Richard Strauss: Ich werd’ jetzt in die Kirche geh’n (Der Rosenkavalier). Régine Crespin (The Marschallin); Suzanne Sarroca (Octavian); Louis de Froment conducting the Orchestre de la RTF. Radio performance, 1962. I first heard this on the late Mike Richter’s CD-ROM called Opera from Paris. (Please click on the link above to read more about Mike and his services to opera. He produced a series of invaluable CD-ROMs of rare material, many of which are still available here at an unbelievably cheap price. I highly recommend them. BTW, Suzanne Sarroca, who appears very briefly on the podcast as Octavian, is, as of this writing, still with us on Planet Earth. She was a remarkable if somewhat unsung singer. Check out this interview with her from a few years back (it’s in French, but if you don’t read the language, please remember that Google Translate is your friend!)
Richard Strauss: Hab mir’s gelobt (Der Rosenkavalier). Régine Crespin (The Marschallin); Elisabeth Söderström (Octavian); Anneliese Rothenberger (Sophie); Leopold Ludwig conducting the London Philharmonic Orchestra. Live performance from Glyndebourne, 07 June 1959. This might be the most vocally perfect performance I have ever heard of the trio.
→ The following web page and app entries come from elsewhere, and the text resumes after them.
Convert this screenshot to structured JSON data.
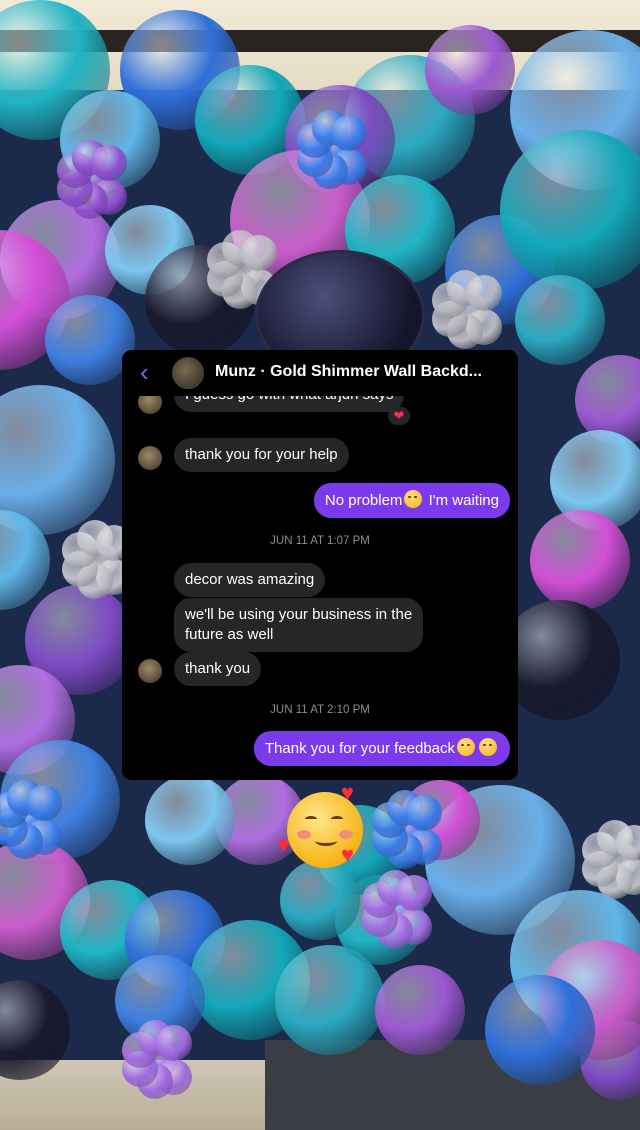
{
  "chat": {
    "title": "Munz · Gold Shimmer Wall Backd...",
    "partial_message": "I guess go with what arjun says",
    "partial_reaction": "❤",
    "messages": [
      {
        "dir": "in",
        "text": "thank you for your help"
      },
      {
        "dir": "out",
        "text_before": "No problem",
        "text_after": " I'm waiting"
      },
      {
        "timestamp": "JUN 11 AT 1:07 PM"
      },
      {
        "dir": "in",
        "text": "decor was amazing"
      },
      {
        "dir": "in",
        "text_line1": "we'll be using your business in the",
        "text_line2": "future as well"
      },
      {
        "dir": "in",
        "text": "thank you"
      },
      {
        "timestamp": "JUN 11 AT 2:10 PM"
      },
      {
        "dir": "out",
        "text": "Thank you for your feedback"
      }
    ]
  },
  "icons": {
    "back": "chevron-left-icon",
    "sticker": "smiling-face-with-hearts-emoji",
    "emoji_wink": "winking-face-emoji",
    "emoji_hearts": "smiling-face-with-hearts-emoji"
  },
  "colors": {
    "accent": "#8a5cf6",
    "outgoing_bubble": "#7c3aed",
    "incoming_bubble": "#262626",
    "card_bg": "#000000"
  }
}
I love a soprano Octavian; it’s how the role is designated in the score (it was created by Eva von der Osten, whom I discussed briefly in my first episode), and some of the greatest Octavians (Sena Jurinac, Irmgard Seefried, Lotte Lehmann) have been sopranos, as have a number of near-greats (Teresa Zylis-Gara, Gwyneth Jones). (Incidentally, I also have a major soft spot in my heart for Gwyneth Jones as the Marschallin, Brigitte Fassbaender as Octavian, and Lucia Popp as Sophie performing it under the baton of Carlos Kleiber: this 1979 performance might be the most perfect performance ever of the trio as a piece of music, but I think the team of Crespin, Söderström, and Rothenberger tops them in sheer vocal terms.) These are three of my favorite singers ever in the entire history of the universe, so you can be sure that I was completely swept away by the beauty of this performance.
Oscar Straus: Je ne suis pas ce que l’on pense (Les trois valses). Régine Crespin (Franzi/Irène ), Alain Lombard conducting the Wiener Volksopernorchester. From the London/Decca album Prima Donna in Paris (SET 521, 1971). Only Crespin can match the great vedette of French operetta, Yvonne Printemps, who appeared in the 1938 film based on the piece originally performed at the Paris Exposition of 1937. I have a great love in my heard for Yvonne Printemps: there are certain of her recordings that I cannot hear without breaking out into tears. It’s an inexplicable thing, but there you have it: some voices just do that to me. Régine Crespin is another such voice. I look forward to bringing you more of her magnificence in a second episode that will air before the end of the year.